_EXERCISE DIRECTIONS_. From the entries below, pull out each line where "brake" appears.
>>>>>
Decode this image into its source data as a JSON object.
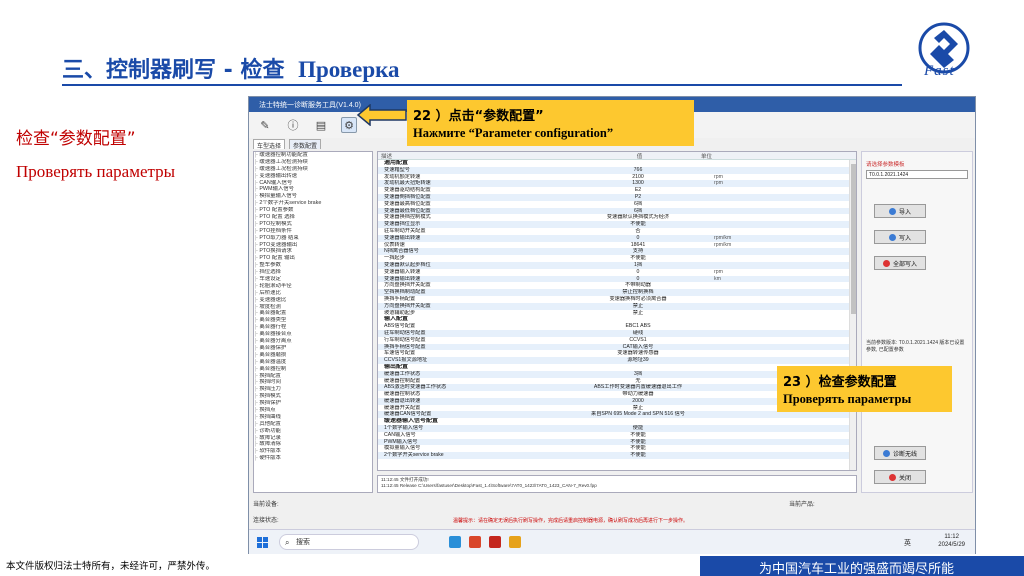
{
  "slide": {
    "title_cn": "三、控制器刷写 - 检查",
    "title_ru": "Проверка",
    "logo_text": "Fast",
    "left_cn": "检查“参数配置”",
    "left_ru": "Проверять параметры",
    "copyright": "本文件版权归法士特所有，未经许可，严禁外传。",
    "slogan": "为中国汽车工业的强盛而竭尽所能"
  },
  "callouts": {
    "c22_cn": "22 ）点击“参数配置”",
    "c22_ru": "Нажмите “Parameter configuration”",
    "c23_cn": "23 ）检查参数配置",
    "c23_ru": "Проверять параметры"
  },
  "colors": {
    "title": "#1a4aa8",
    "red": "#c00000",
    "callout": "#fdc82f"
  },
  "app": {
    "title": "法士特统一诊断服务工具(V1.4.0)",
    "tabs": [
      "车型选择",
      "参数配置"
    ],
    "toolbar_icons": [
      "pen-icon",
      "info-icon",
      "document-icon",
      "gear-icon"
    ],
    "grid_headers": [
      "描述",
      "值",
      "单位"
    ],
    "rows": [
      {
        "type": "group",
        "name": "通用配置",
        "value": "",
        "unit": ""
      },
      {
        "type": "row",
        "name": "变速箱型号",
        "value": "766",
        "unit": ""
      },
      {
        "type": "row",
        "name": "发动机额定转速",
        "value": "2100",
        "unit": "rpm"
      },
      {
        "type": "row",
        "name": "发动机最大扭矩转速",
        "value": "1300",
        "unit": "rpm"
      },
      {
        "type": "row",
        "name": "变速器驱动结构配置",
        "value": "E2",
        "unit": ""
      },
      {
        "type": "row",
        "name": "变速器倒挡档位配置",
        "value": "P2",
        "unit": ""
      },
      {
        "type": "row",
        "name": "变速器最高档位配置",
        "value": "6挡",
        "unit": ""
      },
      {
        "type": "row",
        "name": "变速器最低档位配置",
        "value": "6挡",
        "unit": ""
      },
      {
        "type": "row",
        "name": "变速器换档控制模式",
        "value": "变速器默认换挡模式为经济",
        "unit": ""
      },
      {
        "type": "row",
        "name": "变速器挡位显示",
        "value": "不使能",
        "unit": ""
      },
      {
        "type": "row",
        "name": "驻车制动开关配置",
        "value": "否",
        "unit": ""
      },
      {
        "type": "row",
        "name": "变速器输出转速",
        "value": "0",
        "unit": "rpm/km"
      },
      {
        "type": "row",
        "name": "仪表转速",
        "value": "18641",
        "unit": "rpm/km"
      },
      {
        "type": "row",
        "name": "N挡离合器信号",
        "value": "支持",
        "unit": ""
      },
      {
        "type": "row",
        "name": "一挡起步",
        "value": "不使能",
        "unit": ""
      },
      {
        "type": "row",
        "name": "变速器默认起步档位",
        "value": "1挡",
        "unit": ""
      },
      {
        "type": "row",
        "name": "变速器输入转速",
        "value": "0",
        "unit": "rpm"
      },
      {
        "type": "row",
        "name": "变速器输出转速",
        "value": "0",
        "unit": "km"
      },
      {
        "type": "row",
        "name": "方向盘换挡开关配置",
        "value": "不带制动器",
        "unit": ""
      },
      {
        "type": "row",
        "name": "空挡换档制动配置",
        "value": "禁止控制换档",
        "unit": ""
      },
      {
        "type": "row",
        "name": "换挡手柄配置",
        "value": "变速器换档时必须离合器",
        "unit": ""
      },
      {
        "type": "row",
        "name": "方向盘换挡开关配置",
        "value": "禁止",
        "unit": ""
      },
      {
        "type": "row",
        "name": "坡道辅助起步",
        "value": "禁止",
        "unit": ""
      },
      {
        "type": "group",
        "name": "输入配置",
        "value": "",
        "unit": ""
      },
      {
        "type": "row",
        "name": "ABS信号配置",
        "value": "EBC1 ABS",
        "unit": ""
      },
      {
        "type": "row",
        "name": "驻车制动信号配置",
        "value": "硬线",
        "unit": ""
      },
      {
        "type": "row",
        "name": "行车制动信号配置",
        "value": "CCVS1",
        "unit": ""
      },
      {
        "type": "row",
        "name": "换挡手柄信号配置",
        "value": "CAT输入信号",
        "unit": ""
      },
      {
        "type": "row",
        "name": "车速信号配置",
        "value": "变速器转速传感器",
        "unit": ""
      },
      {
        "type": "row",
        "name": "CCVS1报文源地址",
        "value": "源地址39",
        "unit": ""
      },
      {
        "type": "group",
        "name": "输出配置",
        "value": "",
        "unit": ""
      },
      {
        "type": "row",
        "name": "缓速器工作状态",
        "value": "3挡",
        "unit": ""
      },
      {
        "type": "row",
        "name": "缓速器控制配置",
        "value": "无",
        "unit": ""
      },
      {
        "type": "row",
        "name": "ABS激活时变速器工作状态",
        "value": "ABS工作时变速器内置缓速器退出工作",
        "unit": ""
      },
      {
        "type": "row",
        "name": "缓速器控制状态",
        "value": "带动力缓速器",
        "unit": ""
      },
      {
        "type": "row",
        "name": "缓速器退出转速",
        "value": "2000",
        "unit": ""
      },
      {
        "type": "row",
        "name": "缓速器开关配置",
        "value": "禁止",
        "unit": ""
      },
      {
        "type": "row",
        "name": "缓速器CAN信号配置",
        "value": "来自SPN 695 Mode 2 and SPN 516 信号",
        "unit": ""
      },
      {
        "type": "group",
        "name": "缓速器输入信号配置",
        "value": "",
        "unit": ""
      },
      {
        "type": "row",
        "name": "1个数字输入信号",
        "value": "使能",
        "unit": ""
      },
      {
        "type": "row",
        "name": "CAN输入信号",
        "value": "不使能",
        "unit": ""
      },
      {
        "type": "row",
        "name": "PWM输入信号",
        "value": "不使能",
        "unit": ""
      },
      {
        "type": "row",
        "name": "模拟量输入信号",
        "value": "不使能",
        "unit": ""
      },
      {
        "type": "row",
        "name": "2个数字开关service brake",
        "value": "不使能",
        "unit": ""
      }
    ],
    "tree_items": [
      "缓速器控制功能配置",
      "缓速器工况检测持续",
      "缓速器工况检测持续",
      "变速器输出转速",
      "CAN输入信号",
      "PWM输入信号",
      "模拟量输入信号",
      "2个数字开关service brake",
      "PTO 配置参数",
      "PTO 配置 选择",
      "PTO控制模式",
      "PTO挂档条件",
      "PTO取力器 结束",
      "PTO变速器输出",
      "PTO换挡请求",
      "PTO 配置 输出",
      "整车参数",
      "挡位选择",
      "车速设定",
      "轮胎滚动半径",
      "后桥速比",
      "变速器速比",
      "坡度检测",
      "离合器配置",
      "离合器类型",
      "离合器行程",
      "离合器接合点",
      "离合器分离点",
      "离合器保护",
      "离合器磨损",
      "离合器温度",
      "离合器控制",
      "换挡配置",
      "换挡时间",
      "换挡压力",
      "换挡模式",
      "换挡保护",
      "换挡点",
      "换挡曲线",
      "其他配置",
      "诊断功能",
      "故障记录",
      "故障清除",
      "软件版本",
      "硬件版本"
    ],
    "log_lines": [
      "11:12:45 文件打开成功!",
      "11:12:45 Release C:\\Users\\fastuser\\Desktop\\Fast_1.4\\Software\\7AT0_1423\\7AT0_1423_CAN-7_Rev0.fpp"
    ],
    "right": {
      "label": "请选择参数模板",
      "select": "T0.0.1.2021.1424",
      "btn_import": "导入",
      "btn_write": "写入",
      "btn_export": "全部写入",
      "btn_diag": "诊断无线",
      "btn_close": "关闭",
      "note": "当前参数版本: T0.0.1.2021.1424 版本已设置 参数, 已配置参数"
    },
    "status_left": "当前设备:",
    "status_right": "当前产品:",
    "status2_left": "连接状态:",
    "marquee": "温馨提示：请在确定无误后执行刷写操作，完成后请重启控制器电源，确认刷写成功后再进行下一步操作。",
    "taskbar_search": "搜索",
    "tray_lang": "英",
    "clock_time": "11:12",
    "clock_date": "2024/5/29"
  }
}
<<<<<
_EXERCISE SOLUTION_.
        "name": "2个数字开关service brake",
      "2个数字开关service brake",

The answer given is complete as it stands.